● **PROBLEM DESCRIPTION**: Because the copy must hold no pictures, return the data below with all of its words intact.

● **TASK DATA**:
*** Block opens ***

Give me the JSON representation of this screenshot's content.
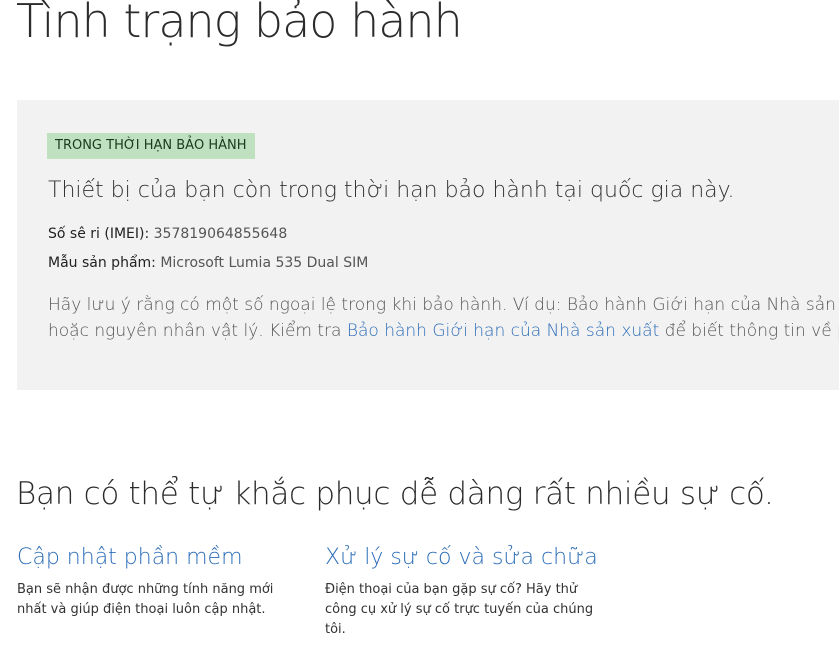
{
  "page": {
    "title": "Tình trạng bảo hành"
  },
  "status": {
    "badge": "TRONG THỜI HẠN BẢO HÀNH",
    "message": "Thiết bị của bạn còn trong thời hạn bảo hành tại quốc gia này.",
    "imei_label": "Số sê ri (IMEI):",
    "imei_value": "357819064855648",
    "model_label": "Mẫu sản phẩm:",
    "model_value": "Microsoft Lumia 535 Dual SIM",
    "note_line1": "Hãy lưu ý rằng có một số ngoại lệ trong khi bảo hành. Ví dụ: Bảo hành Giới hạn của Nhà sản xu",
    "note_line2_before": "hoặc nguyên nhân vật lý. Kiểm tra ",
    "note_link": "Bảo hành Giới hạn của Nhà sản xuất",
    "note_line2_after": " để biết thông tin về phạ",
    "badge_color": "#bfe1bf",
    "panel_color": "#f2f2f2",
    "link_color": "#2b6cb8"
  },
  "selfhelp": {
    "title": "Bạn có thể tự khắc phục dễ dàng rất nhiều sự cố.",
    "cards": [
      {
        "title": "Cập nhật phần mềm",
        "desc": "Bạn sẽ nhận được những tính năng mới nhất và giúp điện thoại luôn cập nhật."
      },
      {
        "title": "Xử lý sự cố và sửa chữa",
        "desc": "Điện thoại của bạn gặp sự cố? Hãy thử công cụ xử lý sự cố trực tuyến của chúng tôi."
      }
    ]
  }
}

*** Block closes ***

● **EXERCISE RESULT**:
Give me the JSON representation of this screenshot's content.
{
  "page": {
    "title": "Tình trạng bảo hành"
  },
  "status": {
    "badge": "TRONG THỜI HẠN BẢO HÀNH",
    "message": "Thiết bị của bạn còn trong thời hạn bảo hành tại quốc gia này.",
    "imei_label": "Số sê ri (IMEI):",
    "imei_value": "357819064855648",
    "model_label": "Mẫu sản phẩm:",
    "model_value": "Microsoft Lumia 535 Dual SIM",
    "note_line1": "Hãy lưu ý rằng có một số ngoại lệ trong khi bảo hành. Ví dụ: Bảo hành Giới hạn của Nhà sản xu",
    "note_line2_before": "hoặc nguyên nhân vật lý. Kiểm tra ",
    "note_link": "Bảo hành Giới hạn của Nhà sản xuất",
    "note_line2_after": " để biết thông tin về phạ",
    "badge_color": "#bfe1bf",
    "panel_color": "#f2f2f2",
    "link_color": "#2b6cb8"
  },
  "selfhelp": {
    "title": "Bạn có thể tự khắc phục dễ dàng rất nhiều sự cố.",
    "cards": [
      {
        "title": "Cập nhật phần mềm",
        "desc": "Bạn sẽ nhận được những tính năng mới nhất và giúp điện thoại luôn cập nhật."
      },
      {
        "title": "Xử lý sự cố và sửa chữa",
        "desc": "Điện thoại của bạn gặp sự cố? Hãy thử công cụ xử lý sự cố trực tuyến của chúng tôi."
      }
    ]
  }
}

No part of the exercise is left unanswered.